# WORK ORDER
Your answer must consist of one number: how many lines in the records contain "审美鉴赏与创造".

Excerpts from an interface dataset:
• • • • •

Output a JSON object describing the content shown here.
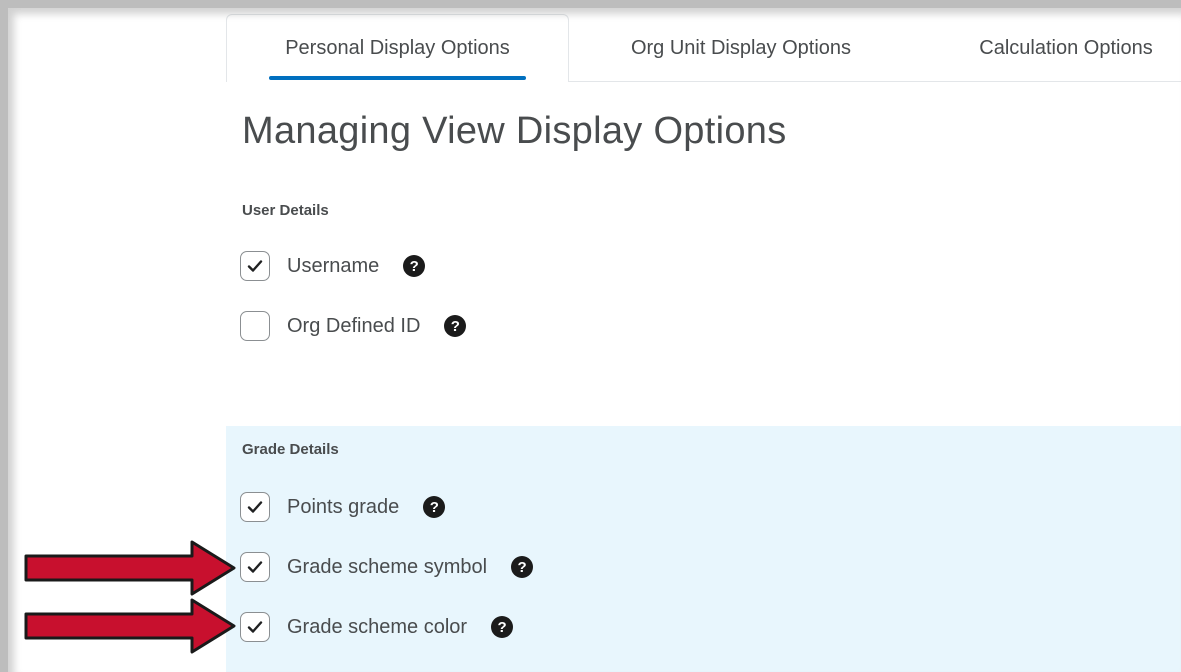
{
  "tabs": [
    {
      "label": "Personal Display Options",
      "active": true
    },
    {
      "label": "Org Unit Display Options",
      "active": false
    },
    {
      "label": "Calculation Options",
      "active": false
    }
  ],
  "page_title": "Managing View Display Options",
  "user_details": {
    "label": "User Details",
    "options": [
      {
        "label": "Username",
        "checked": true,
        "help_icon": "question-circle-icon"
      },
      {
        "label": "Org Defined ID",
        "checked": false,
        "help_icon": "question-circle-icon"
      }
    ]
  },
  "grade_details": {
    "label": "Grade Details",
    "options": [
      {
        "label": "Points grade",
        "checked": true,
        "help_icon": "question-circle-icon"
      },
      {
        "label": "Grade scheme symbol",
        "checked": true,
        "help_icon": "question-circle-icon"
      },
      {
        "label": "Grade scheme color",
        "checked": true,
        "help_icon": "question-circle-icon"
      }
    ]
  },
  "colors": {
    "active_tab_underline": "#006fbf",
    "grade_panel_bg": "#e8f6fd",
    "annotation_arrow": "#c8102e"
  },
  "help_glyph": "?"
}
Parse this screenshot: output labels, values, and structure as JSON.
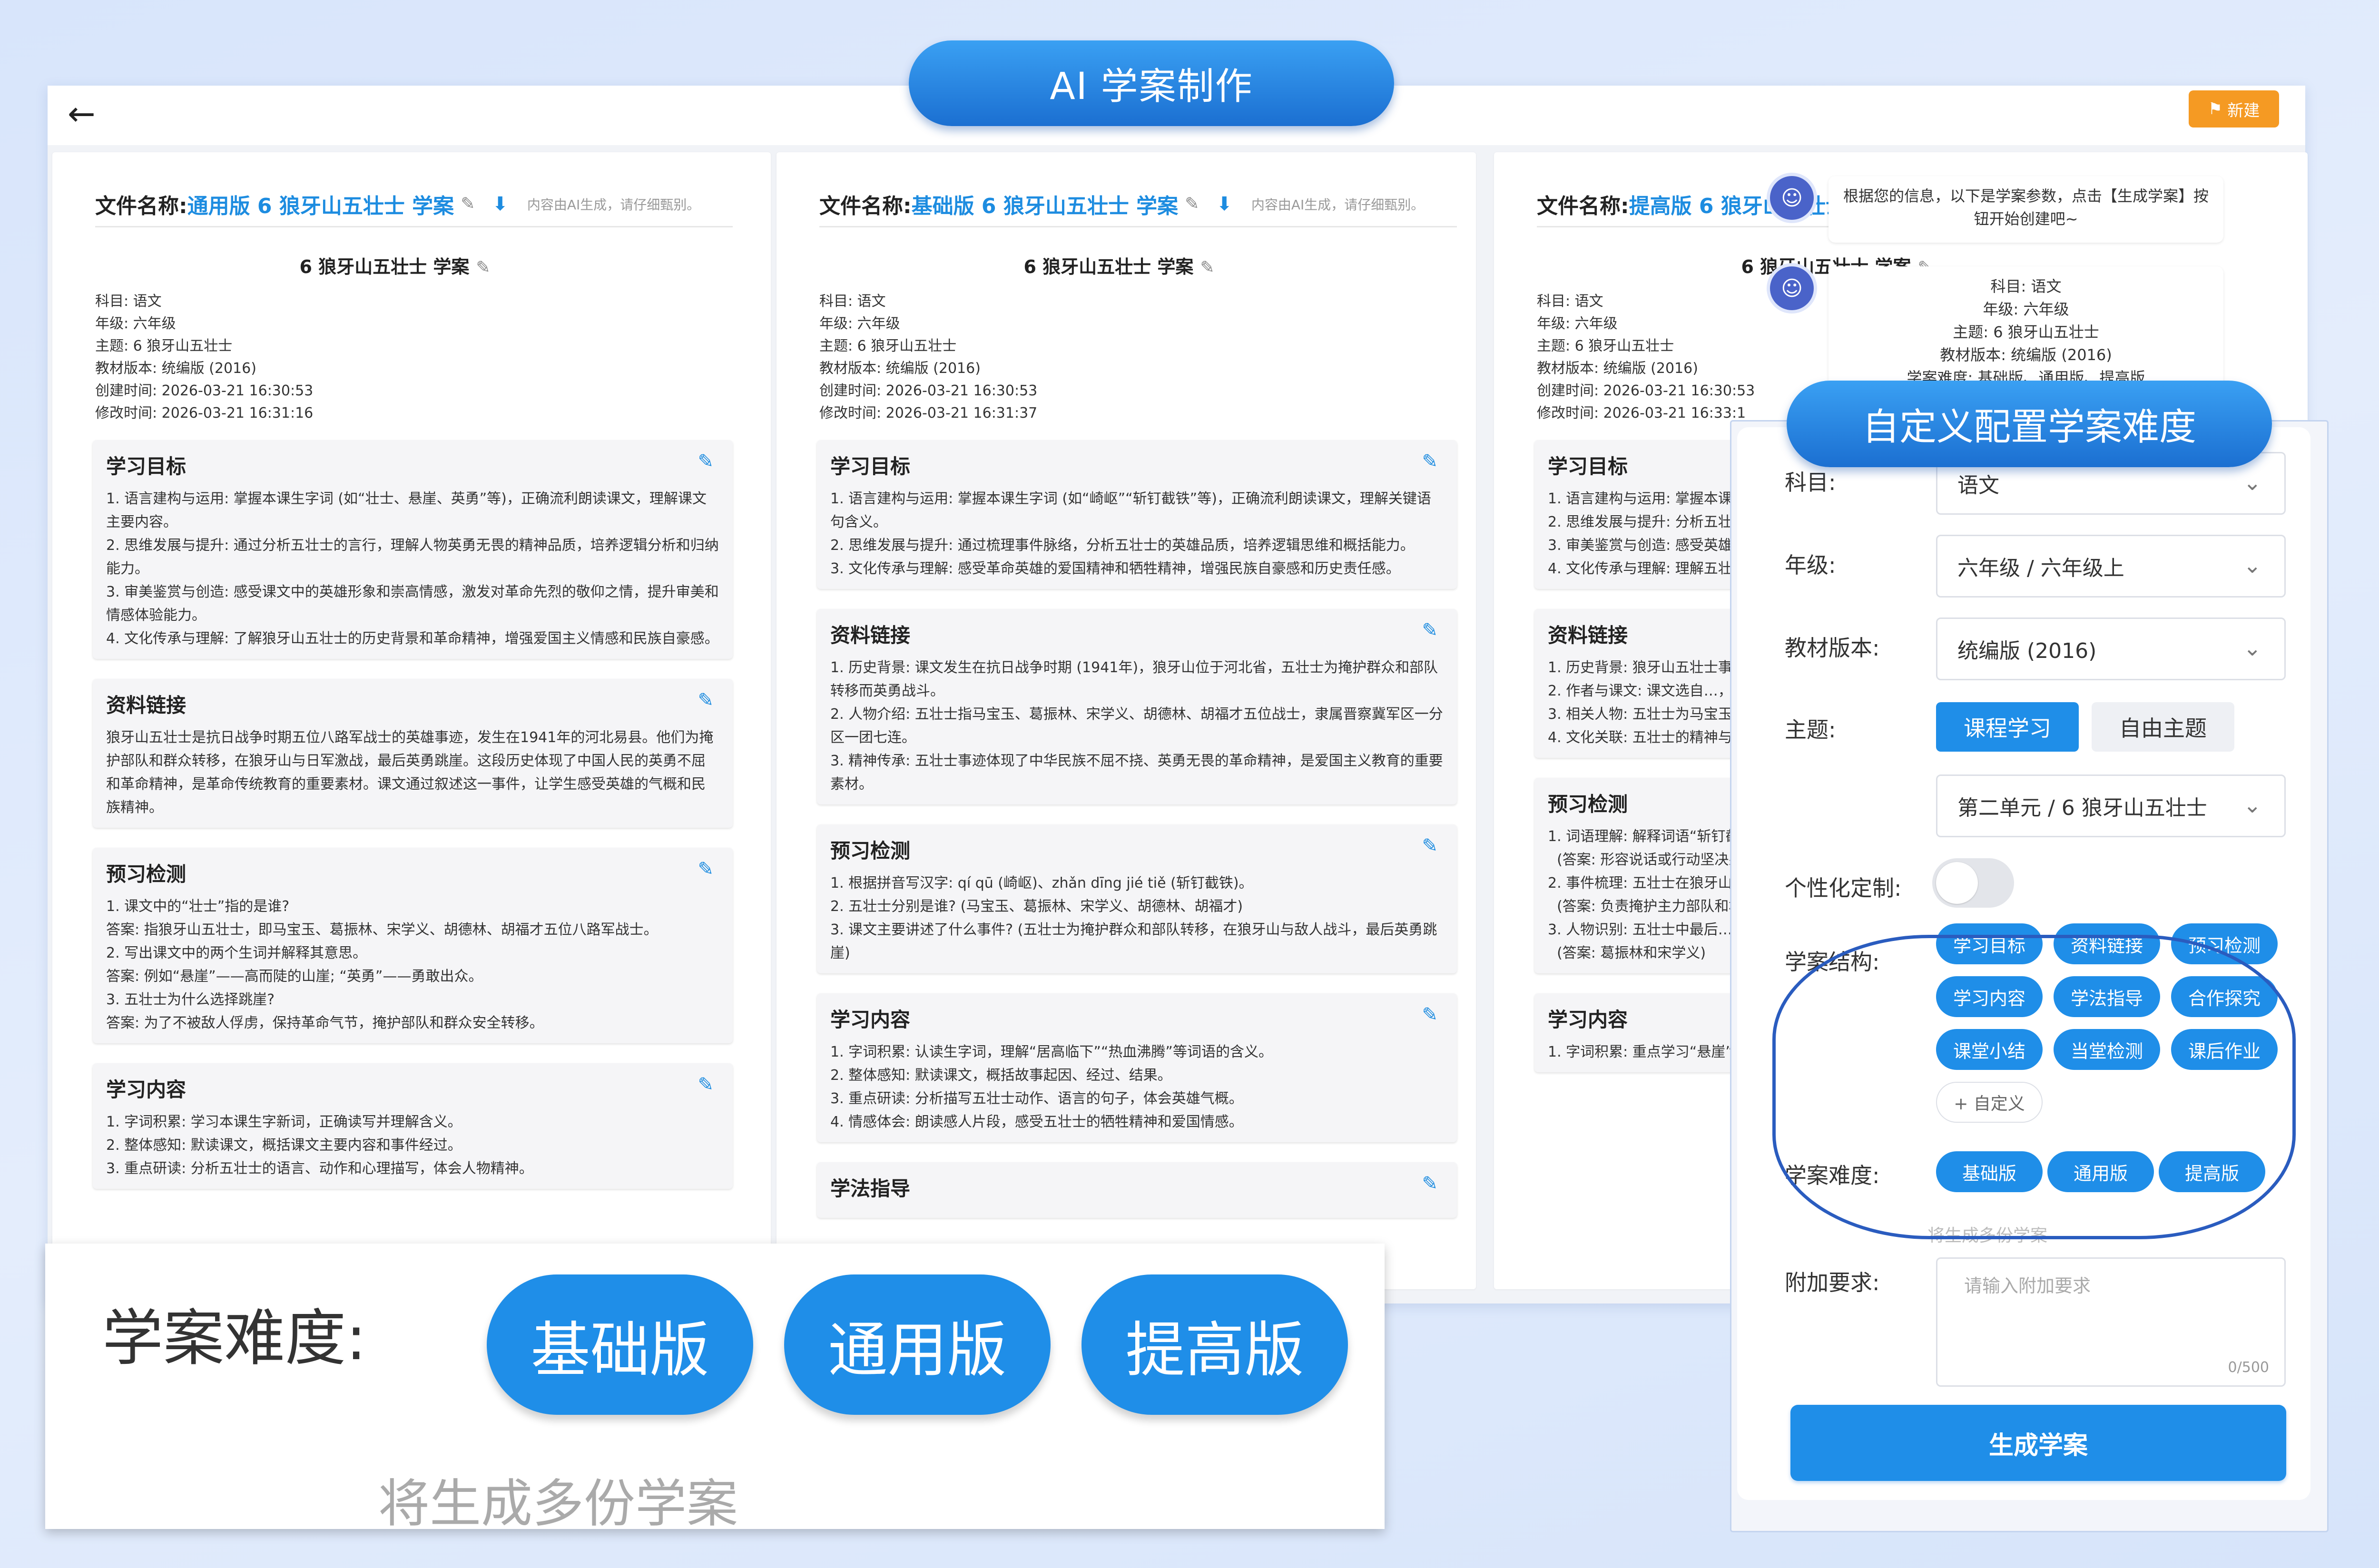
{
  "header_title": "AI 学案制作",
  "new_button": "新建",
  "doc_file_label": "文件名称:",
  "doc_ai_note": "内容由AI生成，请仔细甄别。",
  "doc_title": "6 狼牙山五壮士 学案",
  "documents": [
    {
      "file_name": "通用版 6 狼牙山五壮士 学案",
      "meta": [
        "科目: 语文",
        "年级: 六年级",
        "主题: 6 狼牙山五壮士",
        "教材版本: 统编版 (2016)",
        "创建时间: 2026-03-21 16:30:53",
        "修改时间: 2026-03-21 16:31:16"
      ],
      "sections": [
        {
          "title": "学习目标",
          "body": "1. 语言建构与运用: 掌握本课生字词 (如“壮士、悬崖、英勇”等)，正确流利朗读课文，理解课文主要内容。\n2. 思维发展与提升: 通过分析五壮士的言行，理解人物英勇无畏的精神品质，培养逻辑分析和归纳能力。\n3. 审美鉴赏与创造: 感受课文中的英雄形象和崇高情感，激发对革命先烈的敬仰之情，提升审美和情感体验能力。\n4. 文化传承与理解: 了解狼牙山五壮士的历史背景和革命精神，增强爱国主义情感和民族自豪感。"
        },
        {
          "title": "资料链接",
          "body": "狼牙山五壮士是抗日战争时期五位八路军战士的英雄事迹，发生在1941年的河北易县。他们为掩护部队和群众转移，在狼牙山与日军激战，最后英勇跳崖。这段历史体现了中国人民的英勇不屈和革命精神，是革命传统教育的重要素材。课文通过叙述这一事件，让学生感受英雄的气概和民族精神。"
        },
        {
          "title": "预习检测",
          "body": "1. 课文中的“壮士”指的是谁?\n答案: 指狼牙山五壮士，即马宝玉、葛振林、宋学义、胡德林、胡福才五位八路军战士。\n2. 写出课文中的两个生词并解释其意思。\n答案: 例如“悬崖”——高而陡的山崖; “英勇”——勇敢出众。\n3. 五壮士为什么选择跳崖?\n答案: 为了不被敌人俘虏，保持革命气节，掩护部队和群众安全转移。"
        },
        {
          "title": "学习内容",
          "body": "1. 字词积累: 学习本课生字新词，正确读写并理解含义。\n2. 整体感知: 默读课文，概括课文主要内容和事件经过。\n3. 重点研读: 分析五壮士的语言、动作和心理描写，体会人物精神。"
        }
      ]
    },
    {
      "file_name": "基础版 6 狼牙山五壮士 学案",
      "meta": [
        "科目: 语文",
        "年级: 六年级",
        "主题: 6 狼牙山五壮士",
        "教材版本: 统编版 (2016)",
        "创建时间: 2026-03-21 16:30:53",
        "修改时间: 2026-03-21 16:31:37"
      ],
      "sections": [
        {
          "title": "学习目标",
          "body": "1. 语言建构与运用: 掌握本课生字词 (如“崎岖”“斩钉截铁”等)，正确流利朗读课文，理解关键语句含义。\n2. 思维发展与提升: 通过梳理事件脉络，分析五壮士的英雄品质，培养逻辑思维和概括能力。\n3. 文化传承与理解: 感受革命英雄的爱国精神和牺牲精神，增强民族自豪感和历史责任感。"
        },
        {
          "title": "资料链接",
          "body": "1. 历史背景: 课文发生在抗日战争时期 (1941年)，狼牙山位于河北省，五壮士为掩护群众和部队转移而英勇战斗。\n2. 人物介绍: 五壮士指马宝玉、葛振林、宋学义、胡德林、胡福才五位战士，隶属晋察冀军区一分区一团七连。\n3. 精神传承: 五壮士事迹体现了中华民族不屈不挠、英勇无畏的革命精神，是爱国主义教育的重要素材。"
        },
        {
          "title": "预习检测",
          "body": "1. 根据拼音写汉字: qí qū (崎岖)、zhǎn dīng jié tiě (斩钉截铁)。\n2. 五壮士分别是谁? (马宝玉、葛振林、宋学义、胡德林、胡福才)\n3. 课文主要讲述了什么事件? (五壮士为掩护群众和部队转移，在狼牙山与敌人战斗，最后英勇跳崖)"
        },
        {
          "title": "学习内容",
          "body": "1. 字词积累: 认读生字词，理解“居高临下”“热血沸腾”等词语的含义。\n2. 整体感知: 默读课文，概括故事起因、经过、结果。\n3. 重点研读: 分析描写五壮士动作、语言的句子，体会英雄气概。\n4. 情感体会: 朗读感人片段，感受五壮士的牺牲精神和爱国情感。"
        },
        {
          "title": "学法指导",
          "body": ""
        }
      ]
    },
    {
      "file_name": "提高版 6 狼牙山五壮士 学案",
      "meta": [
        "科目: 语文",
        "年级: 六年级",
        "主题: 6 狼牙山五壮士",
        "教材版本: 统编版 (2016)",
        "创建时间: 2026-03-21 16:30:53",
        "修改时间: 2026-03-21 16:33:1"
      ],
      "sections": [
        {
          "title": "学习目标",
          "body": "1. 语言建构与运用: 掌握本课生字词，在具体语境中的含义和作用。\n2. 思维发展与提升: 分析五壮士的英雄形象，提升逻辑分析和价值判断能力。\n3. 审美鉴赏与创造: 感受英雄形象的崇高美，并能用自己的语言描述和评价。\n4. 文化传承与理解: 理解五壮士精神在中华民族文化中的价值和意义。"
        },
        {
          "title": "资料链接",
          "body": "1. 历史背景: 狼牙山五壮士事迹发生在1941年，击日本侵略者的英勇斗争。\n2. 作者与课文: 课文选自…，感染力的结合。\n3. 相关人物: 五壮士为马宝玉等，隶属晋察冀军区第一军分区某部第七连。\n4. 文化关联: 五壮士的精神与岳飞、文天祥等历史人物的爱国精神一脉相承。"
        },
        {
          "title": "预习检测",
          "body": "1. 词语理解: 解释词语“斩钉截铁”的含义。\n  (答案: 形容说话或行动坚决果断)\n2. 事件梳理: 五壮士在狼牙山…\n  (答案: 负责掩护主力部队和群众转移)\n3. 人物识别: 五壮士中最后…\n  (答案: 葛振林和宋学义)"
        },
        {
          "title": "学习内容",
          "body": "1. 字词积累: 重点学习“悬崖”“…"
        }
      ]
    }
  ],
  "chat": {
    "msg1": "根据您的信息，以下是学案参数，点击【生成学案】按钮开始创建吧~",
    "msg2": [
      "科目: 语文",
      "年级: 六年级",
      "主题: 6 狼牙山五壮士",
      "教材版本: 统编版 (2016)",
      "学案难度: 基础版、通用版、提高版"
    ]
  },
  "config_title": "自定义配置学案难度",
  "config": {
    "subject_label": "科目:",
    "subject_value": "语文",
    "grade_label": "年级:",
    "grade_value": "六年级 / 六年级上",
    "edition_label": "教材版本:",
    "edition_value": "统编版 (2016)",
    "topic_label": "主题:",
    "topic_tab_course": "课程学习",
    "topic_tab_free": "自由主题",
    "topic_value": "第二单元 / 6 狼牙山五壮士",
    "custom_label": "个性化定制:",
    "custom_enabled": false,
    "structure_label": "学案结构:",
    "structure_items": [
      "学习目标",
      "资料链接",
      "预习检测",
      "学习内容",
      "学法指导",
      "合作探究",
      "课堂小结",
      "当堂检测",
      "课后作业"
    ],
    "structure_add": "+ 自定义",
    "difficulty_label": "学案难度:",
    "difficulty_items": [
      "基础版",
      "通用版",
      "提高版"
    ],
    "difficulty_hint": "将生成多份学案",
    "extra_label": "附加要求:",
    "extra_placeholder": "请输入附加要求",
    "extra_counter": "0/500",
    "generate_button": "生成学案"
  },
  "zoom": {
    "label": "学案难度:",
    "items": [
      "基础版",
      "通用版",
      "提高版"
    ],
    "hint": "将生成多份学案"
  },
  "colors": {
    "primary": "#1f8ee8",
    "accent": "#f59a23",
    "link": "#1d8ce0"
  }
}
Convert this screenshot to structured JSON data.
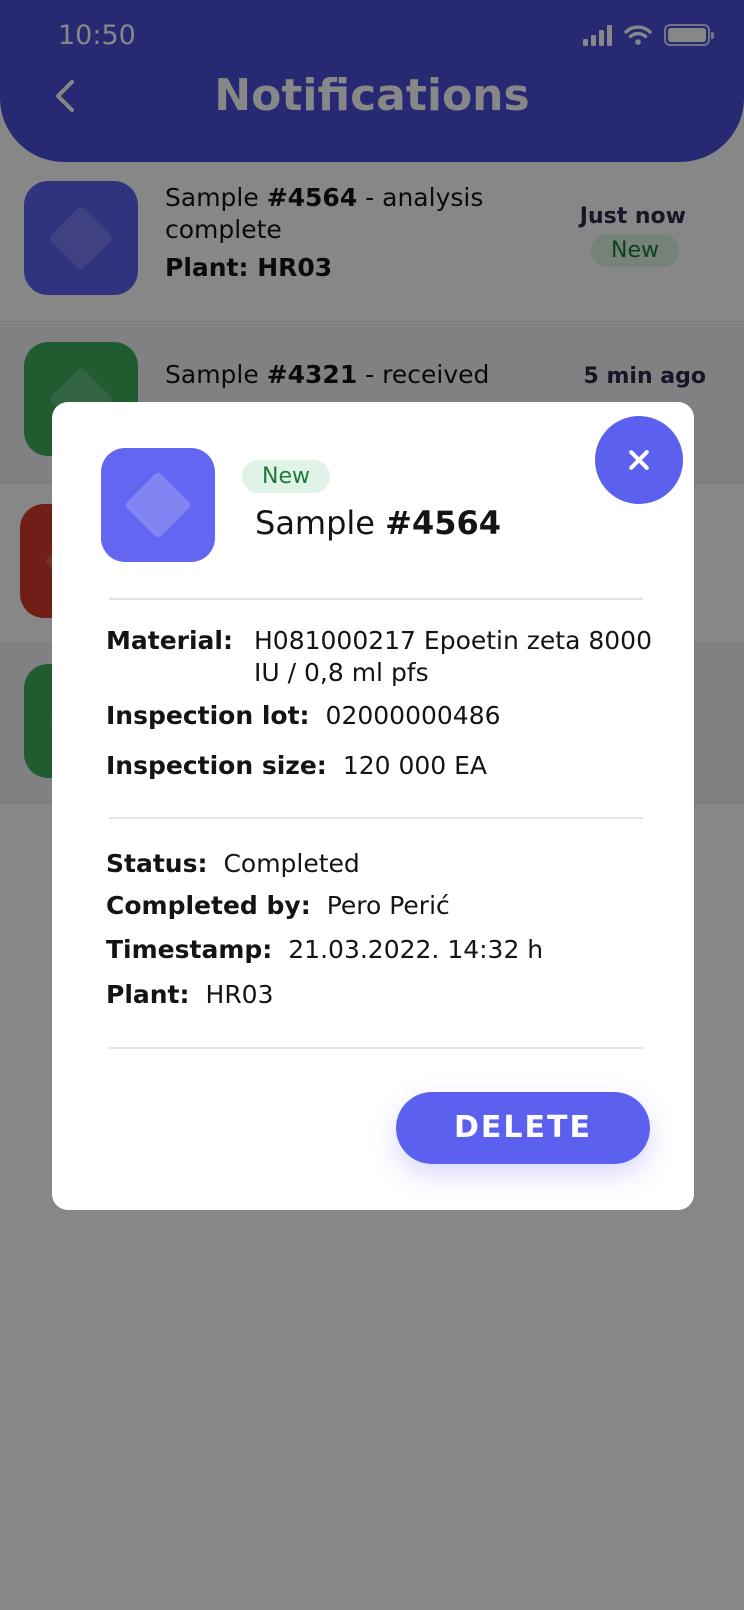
{
  "status_bar": {
    "time": "10:50"
  },
  "header": {
    "title": "Notifications"
  },
  "notifications": [
    {
      "sample_prefix": "Sample ",
      "sample_id": "#4564",
      "suffix": " - analysis complete",
      "plant": "Plant: HR03",
      "time": "Just now",
      "badge": "New",
      "icon_color": "#5b60ef"
    },
    {
      "sample_prefix": "Sample ",
      "sample_id": "#4321",
      "suffix": " - received",
      "time": "5 min ago",
      "icon_color": "#3fae5c"
    },
    {
      "icon_color": "#d43a2e"
    },
    {
      "icon_color": "#3fae5c"
    }
  ],
  "modal": {
    "badge": "New",
    "title_prefix": "Sample ",
    "title_id": "#4564",
    "material_label": "Material:",
    "material_value": "H081000217 Epoetin zeta 8000 IU / 0,8 ml pfs",
    "inspection_lot_label": "Inspection lot:",
    "inspection_lot_value": "02000000486",
    "inspection_size_label": "Inspection size:",
    "inspection_size_value": "120 000 EA",
    "status_label": "Status:",
    "status_value": "Completed",
    "completed_by_label": "Completed by:",
    "completed_by_value": "Pero Perić",
    "timestamp_label": "Timestamp:",
    "timestamp_value": "21.03.2022. 14:32 h",
    "plant_label": "Plant:",
    "plant_value": "HR03",
    "delete_label": "DELETE"
  }
}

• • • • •

# ANSWER SECTION
2